What the exercise asks: Check every line below for the word "Selection" and copy the ones that have it.

-----

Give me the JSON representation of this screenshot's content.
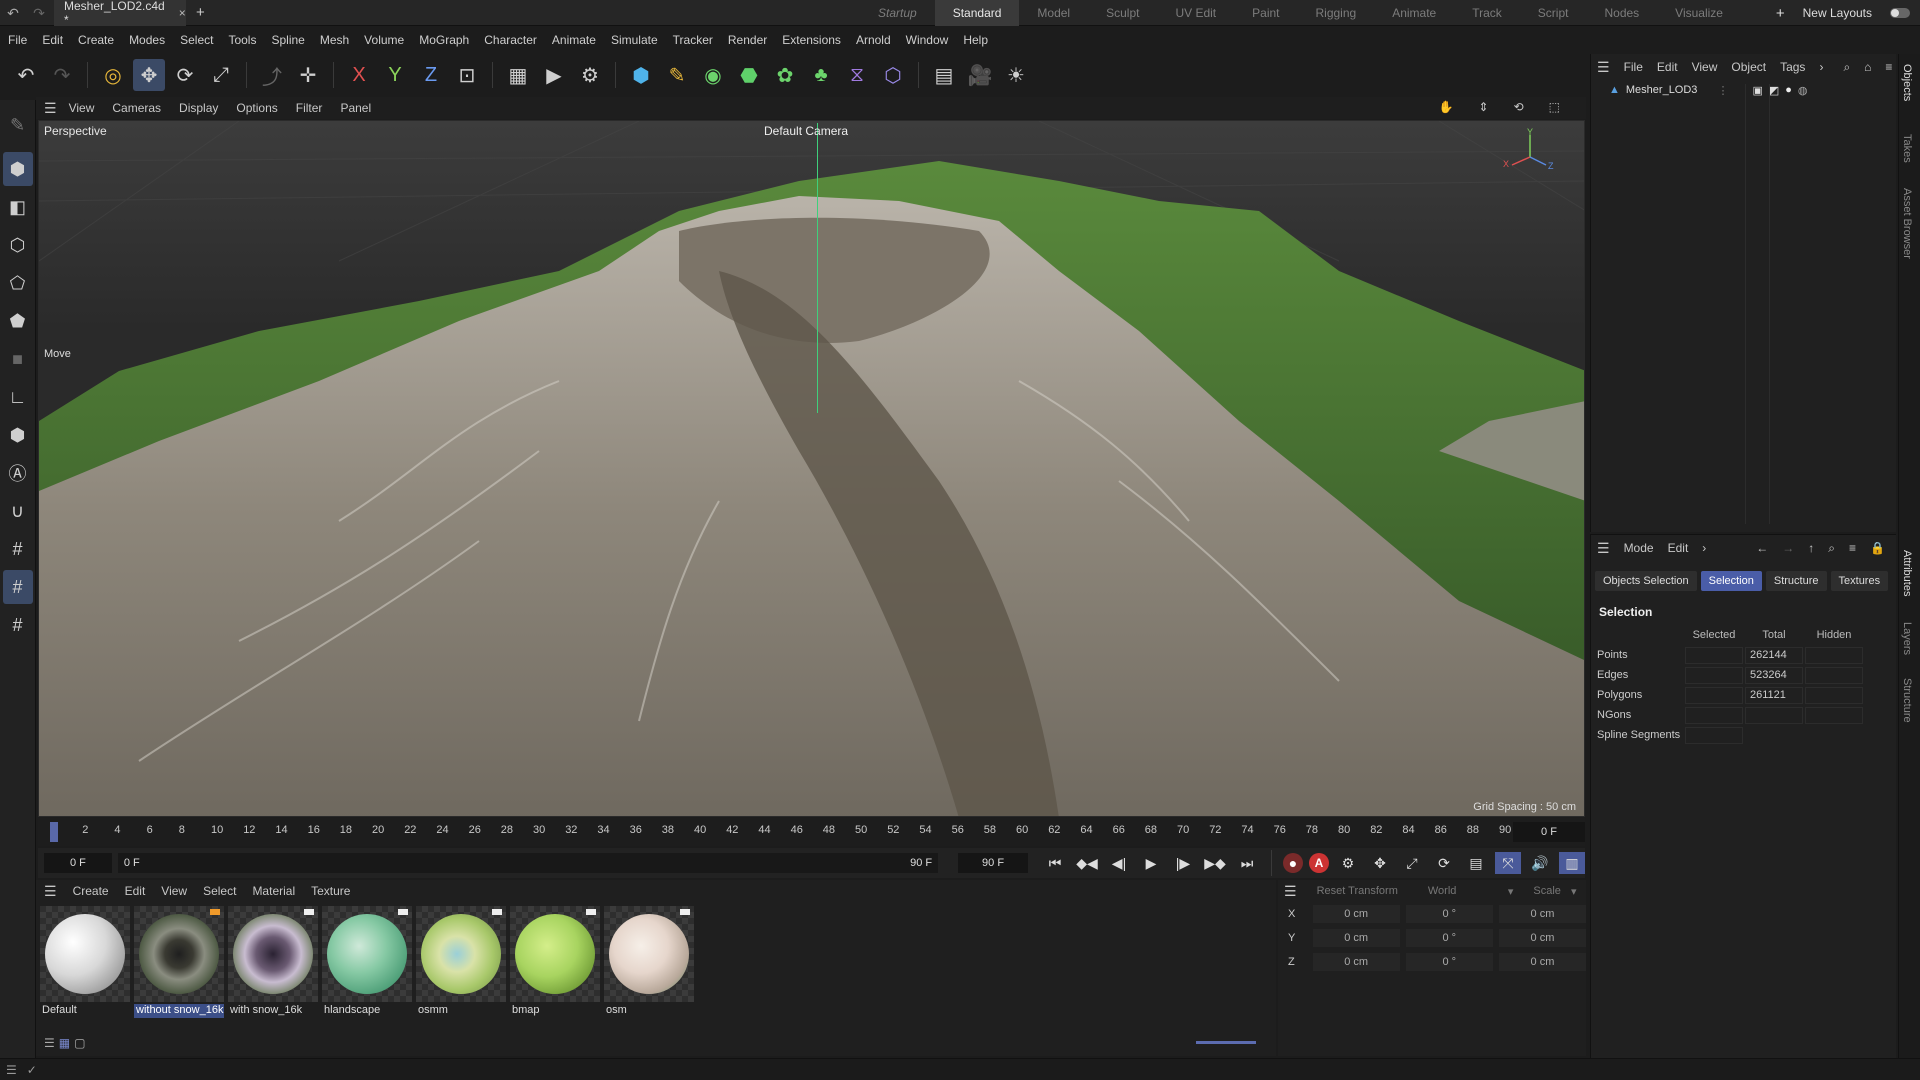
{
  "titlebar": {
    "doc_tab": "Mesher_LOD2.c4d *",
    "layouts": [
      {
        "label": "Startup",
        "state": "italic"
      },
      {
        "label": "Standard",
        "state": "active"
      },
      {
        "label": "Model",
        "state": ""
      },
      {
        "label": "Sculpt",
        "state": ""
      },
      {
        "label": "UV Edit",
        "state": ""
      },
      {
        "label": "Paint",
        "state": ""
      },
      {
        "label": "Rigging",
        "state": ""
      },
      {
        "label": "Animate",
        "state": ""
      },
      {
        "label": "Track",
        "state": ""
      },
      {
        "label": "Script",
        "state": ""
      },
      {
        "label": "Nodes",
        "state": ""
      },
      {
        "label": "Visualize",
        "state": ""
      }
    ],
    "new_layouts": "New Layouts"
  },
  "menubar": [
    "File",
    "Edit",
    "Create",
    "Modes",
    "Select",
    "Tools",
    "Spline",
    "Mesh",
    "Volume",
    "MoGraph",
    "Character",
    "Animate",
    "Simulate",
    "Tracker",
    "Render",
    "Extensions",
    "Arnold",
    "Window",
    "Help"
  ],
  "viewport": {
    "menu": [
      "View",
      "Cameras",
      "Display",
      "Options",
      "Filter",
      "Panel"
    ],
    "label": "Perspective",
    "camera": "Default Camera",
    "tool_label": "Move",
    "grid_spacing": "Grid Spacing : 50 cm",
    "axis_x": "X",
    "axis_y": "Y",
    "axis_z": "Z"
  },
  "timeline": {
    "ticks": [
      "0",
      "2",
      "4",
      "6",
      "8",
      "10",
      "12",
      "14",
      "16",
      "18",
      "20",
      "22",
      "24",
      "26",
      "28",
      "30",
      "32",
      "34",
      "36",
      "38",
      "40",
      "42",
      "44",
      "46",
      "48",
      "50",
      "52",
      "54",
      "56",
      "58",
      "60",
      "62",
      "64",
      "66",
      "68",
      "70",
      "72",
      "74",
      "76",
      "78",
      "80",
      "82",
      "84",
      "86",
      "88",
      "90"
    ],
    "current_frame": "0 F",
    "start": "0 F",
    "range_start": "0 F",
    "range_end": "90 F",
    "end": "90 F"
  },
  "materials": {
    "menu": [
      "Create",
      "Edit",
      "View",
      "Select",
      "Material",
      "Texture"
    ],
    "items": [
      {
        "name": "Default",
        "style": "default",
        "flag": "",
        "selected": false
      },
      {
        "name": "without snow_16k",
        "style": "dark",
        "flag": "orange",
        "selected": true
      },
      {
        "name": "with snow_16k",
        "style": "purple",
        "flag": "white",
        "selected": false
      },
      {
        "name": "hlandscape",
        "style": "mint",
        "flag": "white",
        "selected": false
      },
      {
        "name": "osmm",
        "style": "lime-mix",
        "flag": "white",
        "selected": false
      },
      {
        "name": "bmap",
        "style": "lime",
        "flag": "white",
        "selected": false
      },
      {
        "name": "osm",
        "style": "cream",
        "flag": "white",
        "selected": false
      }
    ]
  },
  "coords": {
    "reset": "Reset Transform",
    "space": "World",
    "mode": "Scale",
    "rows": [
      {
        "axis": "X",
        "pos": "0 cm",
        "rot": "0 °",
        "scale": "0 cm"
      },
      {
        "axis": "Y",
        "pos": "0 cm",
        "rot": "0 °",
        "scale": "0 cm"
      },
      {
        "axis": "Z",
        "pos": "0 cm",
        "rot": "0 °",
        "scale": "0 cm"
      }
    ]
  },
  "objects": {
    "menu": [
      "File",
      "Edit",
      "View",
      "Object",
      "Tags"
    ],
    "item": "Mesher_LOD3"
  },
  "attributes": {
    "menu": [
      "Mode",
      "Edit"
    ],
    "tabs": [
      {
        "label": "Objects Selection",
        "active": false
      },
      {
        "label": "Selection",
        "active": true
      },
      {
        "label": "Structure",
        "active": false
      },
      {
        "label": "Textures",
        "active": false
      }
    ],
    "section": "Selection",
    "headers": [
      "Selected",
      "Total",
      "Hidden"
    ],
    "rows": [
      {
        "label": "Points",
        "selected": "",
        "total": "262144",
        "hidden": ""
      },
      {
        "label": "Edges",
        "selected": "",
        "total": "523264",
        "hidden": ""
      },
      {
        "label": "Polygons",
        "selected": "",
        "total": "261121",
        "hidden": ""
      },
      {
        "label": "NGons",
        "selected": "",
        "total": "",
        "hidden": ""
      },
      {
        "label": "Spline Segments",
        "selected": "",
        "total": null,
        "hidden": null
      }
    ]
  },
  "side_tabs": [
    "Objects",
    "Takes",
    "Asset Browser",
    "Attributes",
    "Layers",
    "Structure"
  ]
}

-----

Answer for the task:
        "label": "Objects Selection",
        "label": "Selection",
    "section": "Selection",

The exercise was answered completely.